Under the Senate Reforms, Medicaid will Continue to Grow. The BCRA ties the growth rate of the program to inflation, first at CPI-M or CPI-M+1 percent depending on the eligibility group, and then CPI-U after 2025. This will ensure that the program’s per-beneficiary growth rate does not grow faster than the economy. As noted below, this reform ensures that Medicaid will grow at a reasonable rate. The program will remain solvent for years to come with both current and new enrollees continuing to receive benefits. In fact, the BCRA allows Medicaid funding to increase by $71 billion over the next decade.

The Current Trajectory of Medicaid is Unsustainable. Under current law, Medicaid spending will grow every year and will gradually comprise a larger part of federal spending as a percentage of the economy. This year, federal Medicaid spending will total $393 billion. By 2026, CBO projects spending will reach $624 billion – a growth rate of 5.34 percent, far above the growth rate of the economy. 

Failing to address this problem will mean the truly needy no longer have access to care. The Senate bill is a sensible measure that allows the program to keep growing at a sustainable rate, extending Medicaid’s lifespan far into the future.

BCRA Medicaid Reforms Promote State Flexibility and Choice. In addition to stabilizing the program, the Senate legislation allows the federal government to distribute Medicaid funds to states in the form of a traditional block grant or a targeted per capita allotment. States will be given several years to implement this system, and will be granted broad flexibility to implement work requirements. In this way, Medicaid can be adapted to target the specific needs of each state.

These Ideas Have Bipartisan Support. Democrats have previously endorsed the creation of a per capita spending cap on Medicaid – including Senator Patty Murray (D-WA), Senator Patrick Leahy (D-VT), Senator Dianne Feinstein (D-CA) and former Senate Majority Leader Harry Reid (D-NV).

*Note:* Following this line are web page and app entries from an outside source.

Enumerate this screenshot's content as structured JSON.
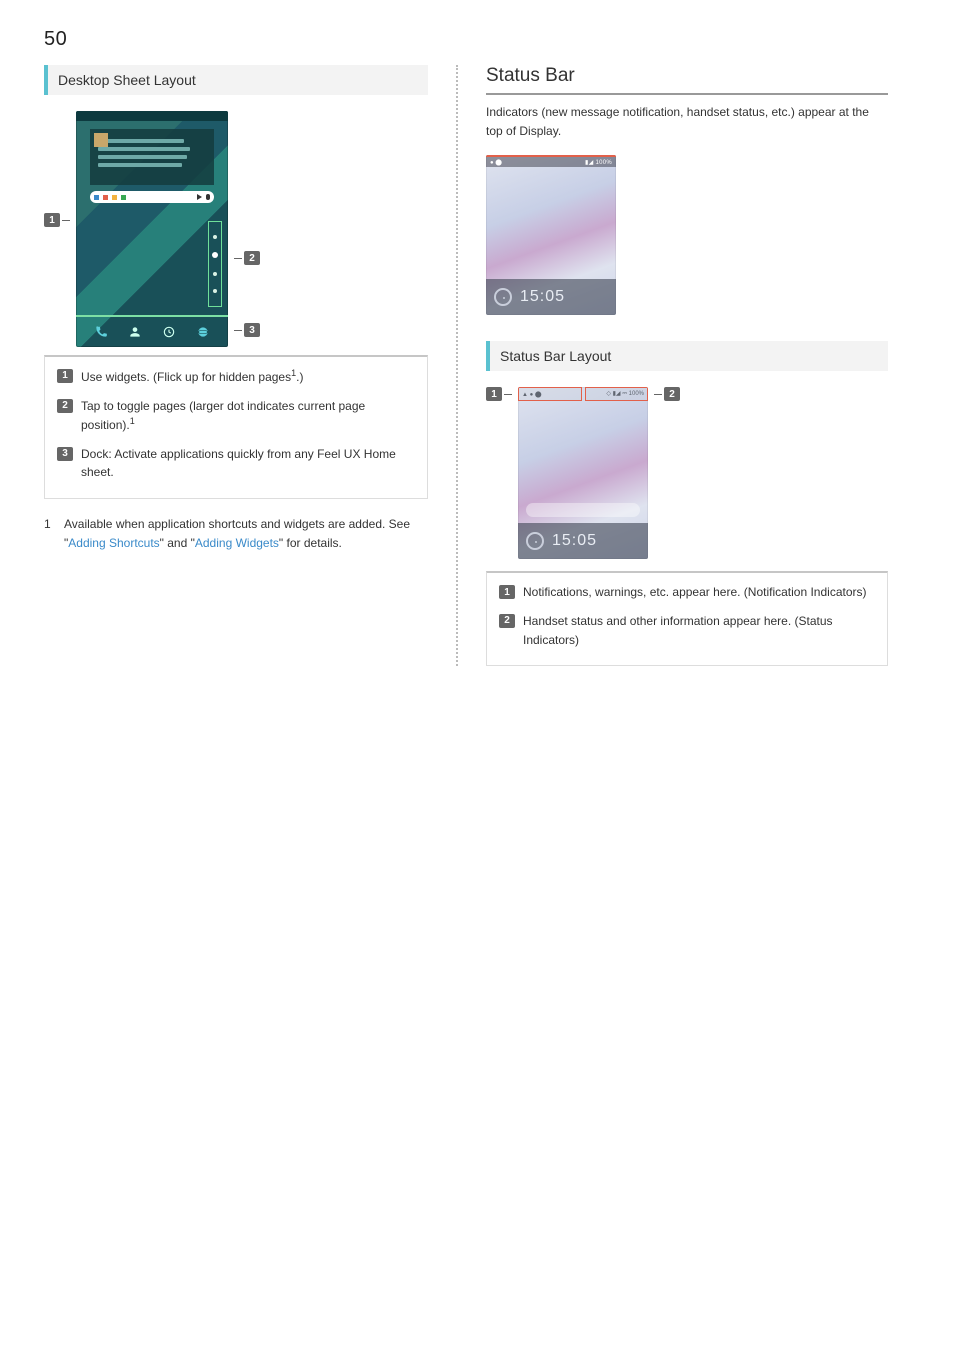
{
  "page_number": "50",
  "left": {
    "heading": "Desktop Sheet Layout",
    "figure": {
      "labels": {
        "one": "1",
        "two": "2",
        "three": "3"
      },
      "dock_icons": [
        "phone",
        "contact",
        "clock",
        "browser"
      ]
    },
    "callouts": [
      {
        "num": "1",
        "text_pre": "Use widgets. (Flick up for hidden pages",
        "sup": "1",
        "text_post": ".)"
      },
      {
        "num": "2",
        "text_pre": "Tap to toggle pages (larger dot indicates current page position).",
        "sup": "1",
        "text_post": ""
      },
      {
        "num": "3",
        "text_pre": "Dock: Activate applications quickly from any Feel UX Home sheet.",
        "sup": "",
        "text_post": ""
      }
    ],
    "footnote": {
      "mark": "1",
      "pre": "Available when application shortcuts and widgets are added. See \"",
      "link1": "Adding Shortcuts",
      "mid": "\" and \"",
      "link2": "Adding Widgets",
      "post": "\" for details."
    }
  },
  "right": {
    "heading": "Status Bar",
    "intro": "Indicators (new message notification, handset status, etc.) appear at the top of Display.",
    "fig1": {
      "sbar_left": "● ⬤",
      "sbar_right": "▮◢ 100%",
      "time": "15:05"
    },
    "sub_heading": "Status Bar Layout",
    "fig2": {
      "labels": {
        "one": "1",
        "two": "2"
      },
      "left_icons": "▲ ● ⬤",
      "right_icons": "◇ ▮◢ ⎓ 100%",
      "time": "15:05"
    },
    "callouts": [
      {
        "num": "1",
        "text": "Notifications, warnings, etc. appear here. (Notification Indicators)"
      },
      {
        "num": "2",
        "text": "Handset status and other information appear here. (Status Indicators)"
      }
    ]
  }
}
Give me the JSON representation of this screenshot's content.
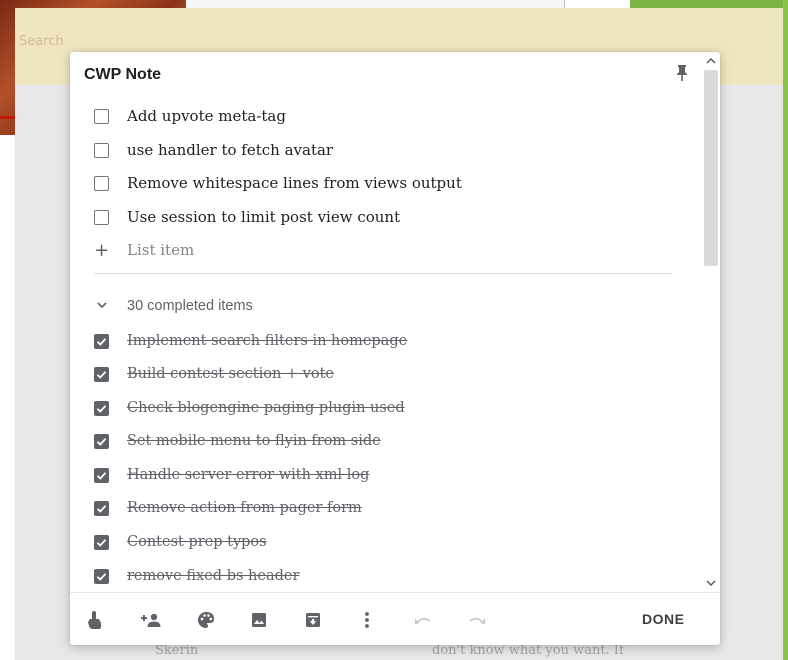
{
  "background": {
    "header_hint": "Search"
  },
  "note": {
    "title": "CWP Note",
    "unchecked_items": [
      "Add upvote meta-tag",
      "use handler to fetch avatar",
      "Remove whitespace lines from views output",
      "Use session to limit post view count"
    ],
    "add_item_placeholder": "List item",
    "completed_label": "30 completed items",
    "completed_items": [
      "Implement search filters in homepage",
      "Build contest section + vote",
      "Check blogengine paging plugin used",
      "Set mobile menu to flyin from side",
      "Handle server error with xml log",
      "Remove action from pager form",
      "Contest prep typos",
      "remove fixed bs header"
    ]
  },
  "toolbar": {
    "icons": [
      "reminder-icon",
      "collaborator-icon",
      "palette-icon",
      "image-icon",
      "archive-icon",
      "more-icon",
      "undo-icon",
      "redo-icon"
    ],
    "done_label": "DONE"
  },
  "colors": {
    "header_bg": "#efe5bf",
    "page_bg": "#e7e7e9",
    "checkbox_fill": "#5f6368",
    "accent_green": "#8bc34a"
  },
  "behind_text": {
    "left": "Skerin",
    "right": "don't know what you want. If"
  }
}
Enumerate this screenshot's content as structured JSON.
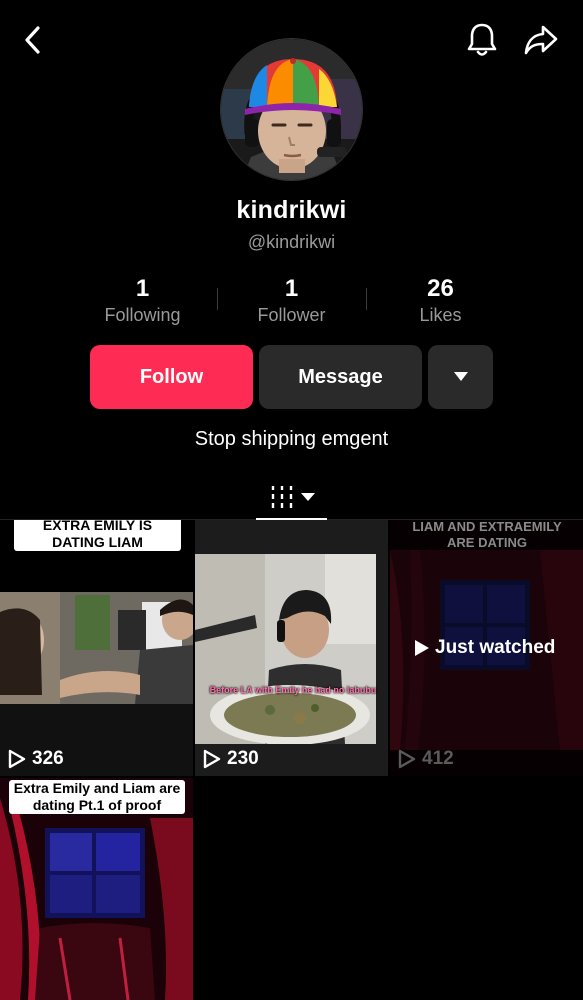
{
  "header": {
    "back_icon": "chevron-left-icon",
    "notifications_icon": "bell-icon",
    "share_icon": "share-arrow-icon"
  },
  "profile": {
    "display_name": "kindrikwi",
    "handle": "@kindrikwi",
    "bio": "Stop shipping emgent"
  },
  "stats": [
    {
      "value": "1",
      "label": "Following"
    },
    {
      "value": "1",
      "label": "Follower"
    },
    {
      "value": "26",
      "label": "Likes"
    }
  ],
  "actions": {
    "follow_label": "Follow",
    "message_label": "Message",
    "more_icon": "caret-down-icon"
  },
  "tabs": {
    "videos_icon": "videos-grid-icon",
    "sort_icon": "caret-down-icon"
  },
  "videos": [
    {
      "caption": "EXTRA EMILY IS DATING LIAM",
      "views": "326",
      "overlay_text": ""
    },
    {
      "caption": "",
      "views": "230",
      "overlay_text": "Before LA with Emily he had no labubu"
    },
    {
      "caption": "LIAM AND EXTRAEMILY ARE DATING",
      "views": "412",
      "status": "Just watched"
    },
    {
      "caption": "Extra Emily and Liam are dating Pt.1 of proof",
      "views": ""
    }
  ],
  "colors": {
    "background": "#000000",
    "accent": "#fe2c55",
    "secondary_button": "#2a2a2a",
    "muted_text": "#9a9a9a"
  }
}
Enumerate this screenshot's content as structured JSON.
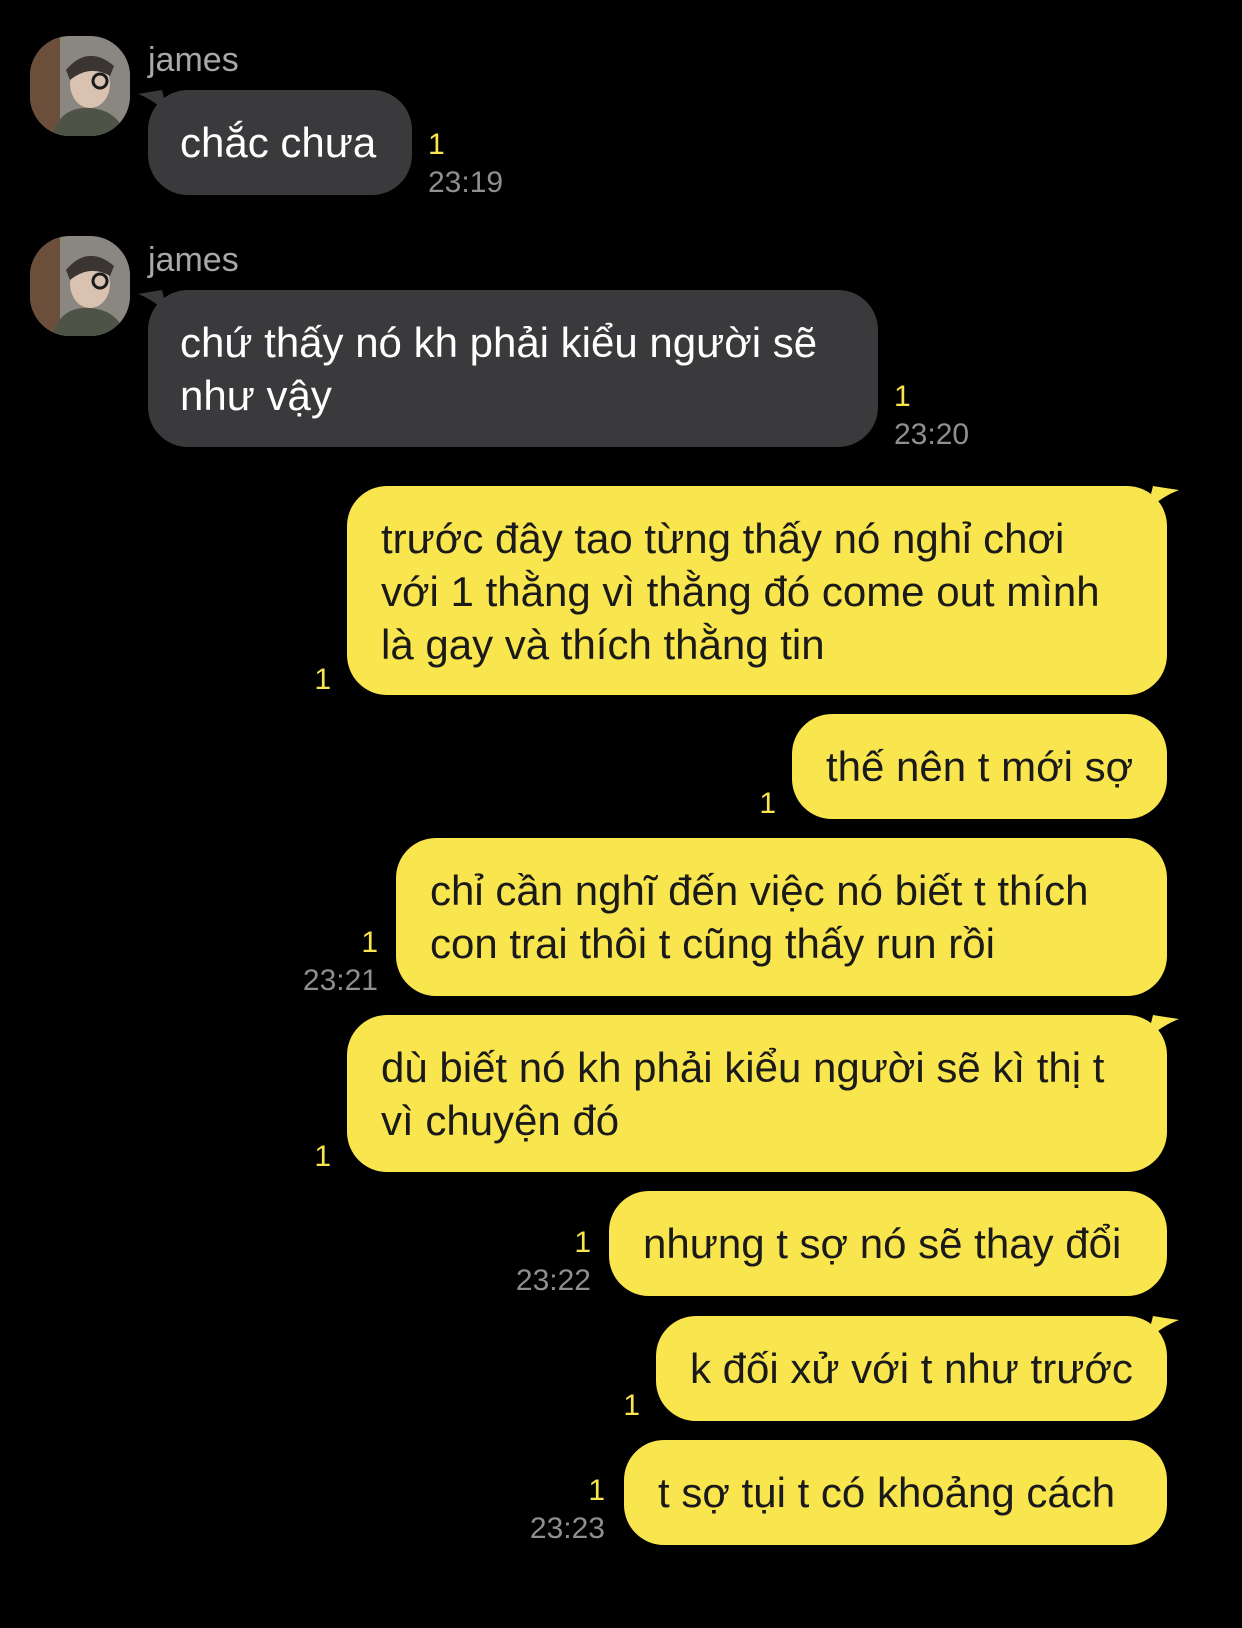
{
  "conversation": {
    "messages": [
      {
        "sender": "james",
        "direction": "incoming",
        "lines": [
          "chắc chưa"
        ],
        "unread": "1",
        "time": "23:19"
      },
      {
        "sender": "james",
        "direction": "incoming",
        "lines": [
          "chứ thấy nó kh phải kiểu người sẽ",
          "như vậy"
        ],
        "unread": "1",
        "time": "23:20"
      },
      {
        "direction": "outgoing",
        "lines": [
          "trước đây tao từng thấy nó nghỉ chơi",
          "với 1 thằng vì thằng đó come out mình",
          "là gay và thích thằng tin"
        ],
        "unread": "1",
        "time": ""
      },
      {
        "direction": "outgoing",
        "lines": [
          "thế nên t mới sợ"
        ],
        "unread": "1",
        "time": ""
      },
      {
        "direction": "outgoing",
        "lines": [
          "chỉ cần nghĩ đến việc nó biết t thích",
          "con trai thôi t cũng thấy run rồi"
        ],
        "unread": "1",
        "time": "23:21"
      },
      {
        "direction": "outgoing",
        "lines": [
          "dù biết nó kh phải kiểu người sẽ kì thị t",
          "vì chuyện đó"
        ],
        "unread": "1",
        "time": ""
      },
      {
        "direction": "outgoing",
        "lines": [
          "nhưng t sợ nó sẽ thay đổi"
        ],
        "unread": "1",
        "time": "23:22"
      },
      {
        "direction": "outgoing",
        "lines": [
          "k đối xử với t như trước"
        ],
        "unread": "1",
        "time": ""
      },
      {
        "direction": "outgoing",
        "lines": [
          "t sợ tụi t có khoảng cách"
        ],
        "unread": "1",
        "time": "23:23"
      }
    ]
  },
  "colors": {
    "background": "#000000",
    "incoming_bubble": "#3a3a3c",
    "outgoing_bubble": "#f9e54e",
    "unread_count": "#f9e54e",
    "timestamp": "#8e8e93",
    "sender_name": "#a8a8a8"
  },
  "icons": {
    "avatar": "person-profile-photo-avatar"
  }
}
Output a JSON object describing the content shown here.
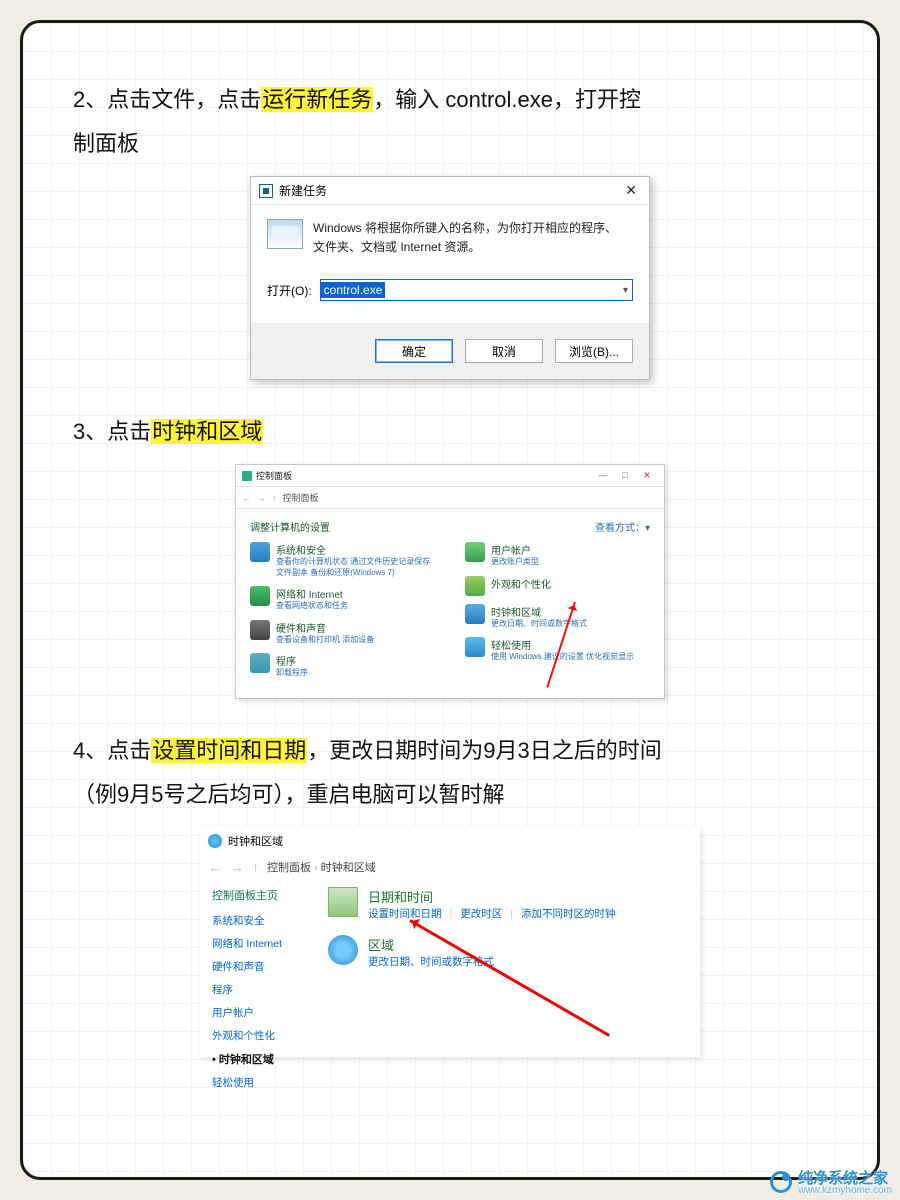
{
  "step2": {
    "pre": "2、点击文件，点击",
    "hl": "运行新任务",
    "post1": "，输入 control.exe，打开控",
    "post2": "制面板"
  },
  "dlg1": {
    "title": "新建任务",
    "close": "✕",
    "msg1": "Windows 将根据你所键入的名称，为你打开相应的程序、",
    "msg2": "文件夹、文档或 Internet 资源。",
    "open_label": "打开(O):",
    "open_value": "control.exe",
    "ok": "确定",
    "cancel": "取消",
    "browse": "浏览(B)..."
  },
  "step3": {
    "pre": "3、点击",
    "hl": "时钟和区域"
  },
  "cp": {
    "title": "控制面板",
    "breadcrumb": "控制面板",
    "head_left": "调整计算机的设置",
    "head_right": "查看方式：▾",
    "items_left": [
      {
        "t": "系统和安全",
        "s": "查看你的计算机状态\n通过文件历史记录保存文件副本\n备份和还原(Windows 7)"
      },
      {
        "t": "网络和 Internet",
        "s": "查看网络状态和任务"
      },
      {
        "t": "硬件和声音",
        "s": "查看设备和打印机\n添加设备"
      },
      {
        "t": "程序",
        "s": "卸载程序"
      }
    ],
    "items_right": [
      {
        "t": "用户帐户",
        "s": "更改账户类型"
      },
      {
        "t": "外观和个性化",
        "s": ""
      },
      {
        "t": "时钟和区域",
        "s": "更改日期、时间或数字格式"
      },
      {
        "t": "轻松使用",
        "s": "使用 Windows 建议的设置\n优化视觉显示"
      }
    ]
  },
  "step4": {
    "pre": "4、点击",
    "hl": "设置时间和日期",
    "post1": "，更改日期时间为9月3日之后的时间",
    "post2": "（例9月5号之后均可），重启电脑可以暂时解"
  },
  "cp3": {
    "top_title": "时钟和区域",
    "bc1": "控制面板",
    "bc2": "时钟和区域",
    "side_head": "控制面板主页",
    "side": [
      "系统和安全",
      "网络和 Internet",
      "硬件和声音",
      "程序",
      "用户帐户",
      "外观和个性化"
    ],
    "side_current": "时钟和区域",
    "side_last": "轻松使用",
    "row1_title": "日期和时间",
    "row1_links": [
      "设置时间和日期",
      "更改时区",
      "添加不同时区的时钟"
    ],
    "row2_title": "区域",
    "row2_sub": "更改日期、时间或数字格式"
  },
  "watermark": {
    "name": "纯净系统之家",
    "url": "www.kzmyhome.com"
  }
}
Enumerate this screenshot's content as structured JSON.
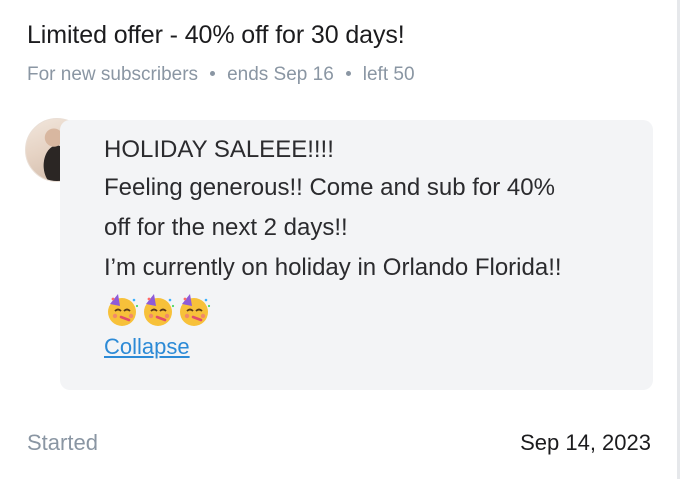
{
  "offer": {
    "title": "Limited offer - 40% off for 30 days!",
    "meta": [
      "For new subscribers",
      "ends Sep 16",
      "left 50"
    ]
  },
  "message": {
    "lines": [
      "HOLIDAY SALEEE!!!!",
      "Feeling generous!! Come and sub for 40%",
      "off for the next 2 days!!",
      "I’m currently on holiday in Orlando Florida!!"
    ],
    "emoji": [
      "partying-face",
      "partying-face",
      "partying-face"
    ],
    "collapse_label": "Collapse"
  },
  "footer": {
    "started_label": "Started",
    "started_date": "Sep 14, 2023"
  },
  "colors": {
    "link": "#2c8ad6",
    "muted": "#8a96a3",
    "bubble_bg": "#f3f4f6"
  }
}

In fact, the idea originated from the Bill Clinton White House.

Photo Credit: Department of Health and Human Services, Wally Gobetz